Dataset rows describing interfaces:
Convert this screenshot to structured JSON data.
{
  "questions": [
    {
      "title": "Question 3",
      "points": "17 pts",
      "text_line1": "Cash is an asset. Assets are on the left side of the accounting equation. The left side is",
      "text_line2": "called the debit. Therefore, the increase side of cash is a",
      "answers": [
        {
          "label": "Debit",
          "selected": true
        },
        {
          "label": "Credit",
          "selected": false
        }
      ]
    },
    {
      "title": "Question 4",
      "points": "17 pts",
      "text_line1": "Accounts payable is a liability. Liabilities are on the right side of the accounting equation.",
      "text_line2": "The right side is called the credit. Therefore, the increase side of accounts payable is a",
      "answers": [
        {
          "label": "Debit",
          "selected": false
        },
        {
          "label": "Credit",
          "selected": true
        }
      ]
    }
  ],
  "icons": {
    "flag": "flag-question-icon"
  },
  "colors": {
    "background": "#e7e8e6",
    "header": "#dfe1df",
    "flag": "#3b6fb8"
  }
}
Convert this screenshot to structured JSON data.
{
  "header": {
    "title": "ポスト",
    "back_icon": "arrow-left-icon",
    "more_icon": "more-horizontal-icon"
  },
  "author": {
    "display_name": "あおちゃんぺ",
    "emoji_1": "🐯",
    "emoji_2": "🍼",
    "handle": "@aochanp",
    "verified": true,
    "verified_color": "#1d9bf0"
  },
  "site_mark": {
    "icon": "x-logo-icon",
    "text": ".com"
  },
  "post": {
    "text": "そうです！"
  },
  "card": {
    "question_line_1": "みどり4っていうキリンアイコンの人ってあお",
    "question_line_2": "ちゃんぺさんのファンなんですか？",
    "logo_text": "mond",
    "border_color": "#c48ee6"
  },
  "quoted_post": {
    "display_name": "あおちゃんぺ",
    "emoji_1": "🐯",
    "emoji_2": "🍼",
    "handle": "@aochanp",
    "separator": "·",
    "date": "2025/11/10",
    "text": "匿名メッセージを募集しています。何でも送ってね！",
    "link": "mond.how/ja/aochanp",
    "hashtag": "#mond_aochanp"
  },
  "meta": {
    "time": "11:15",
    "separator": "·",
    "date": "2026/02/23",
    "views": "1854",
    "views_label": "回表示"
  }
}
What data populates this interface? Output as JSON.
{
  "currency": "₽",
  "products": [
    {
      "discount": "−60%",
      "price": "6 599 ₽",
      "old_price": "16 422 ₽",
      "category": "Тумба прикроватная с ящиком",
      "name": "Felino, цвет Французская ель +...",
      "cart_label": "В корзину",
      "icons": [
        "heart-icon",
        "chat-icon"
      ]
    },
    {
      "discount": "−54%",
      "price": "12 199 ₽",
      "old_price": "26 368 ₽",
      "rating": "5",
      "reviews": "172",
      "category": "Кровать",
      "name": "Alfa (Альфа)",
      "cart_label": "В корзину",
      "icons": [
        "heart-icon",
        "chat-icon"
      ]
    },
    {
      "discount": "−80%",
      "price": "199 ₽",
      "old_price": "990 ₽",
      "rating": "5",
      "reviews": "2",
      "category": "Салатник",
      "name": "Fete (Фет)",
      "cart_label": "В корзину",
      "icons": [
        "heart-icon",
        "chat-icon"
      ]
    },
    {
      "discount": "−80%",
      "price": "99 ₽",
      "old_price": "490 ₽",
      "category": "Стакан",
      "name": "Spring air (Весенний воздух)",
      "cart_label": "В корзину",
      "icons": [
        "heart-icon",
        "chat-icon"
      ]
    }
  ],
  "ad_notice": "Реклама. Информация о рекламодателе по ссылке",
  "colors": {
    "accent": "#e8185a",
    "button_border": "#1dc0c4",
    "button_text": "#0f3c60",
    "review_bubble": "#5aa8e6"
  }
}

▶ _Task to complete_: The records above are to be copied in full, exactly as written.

▶ _Response_:
Convert this screenshot to structured JSON data.
{
  "questions": [
    {
      "title": "Question 3",
      "points": "17 pts",
      "text_line1": "Cash is an asset. Assets are on the left side of the accounting equation. The left side is",
      "text_line2": "called the debit. Therefore, the increase side of cash is a",
      "answers": [
        {
          "label": "Debit",
          "selected": true
        },
        {
          "label": "Credit",
          "selected": false
        }
      ]
    },
    {
      "title": "Question 4",
      "points": "17 pts",
      "text_line1": "Accounts payable is a liability. Liabilities are on the right side of the accounting equation.",
      "text_line2": "The right side is called the credit. Therefore, the increase side of accounts payable is a",
      "answers": [
        {
          "label": "Debit",
          "selected": false
        },
        {
          "label": "Credit",
          "selected": true
        }
      ]
    }
  ],
  "icons": {
    "flag": "flag-question-icon"
  },
  "colors": {
    "background": "#e7e8e6",
    "header": "#dfe1df",
    "flag": "#3b6fb8"
  }
}
Convert this screenshot to structured JSON data.
{
  "header": {
    "title": "ポスト",
    "back_icon": "arrow-left-icon",
    "more_icon": "more-horizontal-icon"
  },
  "author": {
    "display_name": "あおちゃんぺ",
    "emoji_1": "🐯",
    "emoji_2": "🍼",
    "handle": "@aochanp",
    "verified": true,
    "verified_color": "#1d9bf0"
  },
  "site_mark": {
    "icon": "x-logo-icon",
    "text": ".com"
  },
  "post": {
    "text": "そうです！"
  },
  "card": {
    "question_line_1": "みどり4っていうキリンアイコンの人ってあお",
    "question_line_2": "ちゃんぺさんのファンなんですか？",
    "logo_text": "mond",
    "border_color": "#c48ee6"
  },
  "quoted_post": {
    "display_name": "あおちゃんぺ",
    "emoji_1": "🐯",
    "emoji_2": "🍼",
    "handle": "@aochanp",
    "separator": "·",
    "date": "2025/11/10",
    "text": "匿名メッセージを募集しています。何でも送ってね！",
    "link": "mond.how/ja/aochanp",
    "hashtag": "#mond_aochanp"
  },
  "meta": {
    "time": "11:15",
    "separator": "·",
    "date": "2026/02/23",
    "views": "1854",
    "views_label": "回表示"
  }
}
What data populates this interface? Output as JSON.
{
  "currency": "₽",
  "products": [
    {
      "discount": "−60%",
      "price": "6 599 ₽",
      "old_price": "16 422 ₽",
      "category": "Тумба прикроватная с ящиком",
      "name": "Felino, цвет Французская ель +...",
      "cart_label": "В корзину",
      "icons": [
        "heart-icon",
        "chat-icon"
      ]
    },
    {
      "discount": "−54%",
      "price": "12 199 ₽",
      "old_price": "26 368 ₽",
      "rating": "5",
      "reviews": "172",
      "category": "Кровать",
      "name": "Alfa (Альфа)",
      "cart_label": "В корзину",
      "icons": [
        "heart-icon",
        "chat-icon"
      ]
    },
    {
      "discount": "−80%",
      "price": "199 ₽",
      "old_price": "990 ₽",
      "rating": "5",
      "reviews": "2",
      "category": "Салатник",
      "name": "Fete (Фет)",
      "cart_label": "В корзину",
      "icons": [
        "heart-icon",
        "chat-icon"
      ]
    },
    {
      "discount": "−80%",
      "price": "99 ₽",
      "old_price": "490 ₽",
      "category": "Стакан",
      "name": "Spring air (Весенний воздух)",
      "cart_label": "В корзину",
      "icons": [
        "heart-icon",
        "chat-icon"
      ]
    }
  ],
  "ad_notice": "Реклама. Информация о рекламодателе по ссылке",
  "colors": {
    "accent": "#e8185a",
    "button_border": "#1dc0c4",
    "button_text": "#0f3c60",
    "review_bubble": "#5aa8e6"
  }
}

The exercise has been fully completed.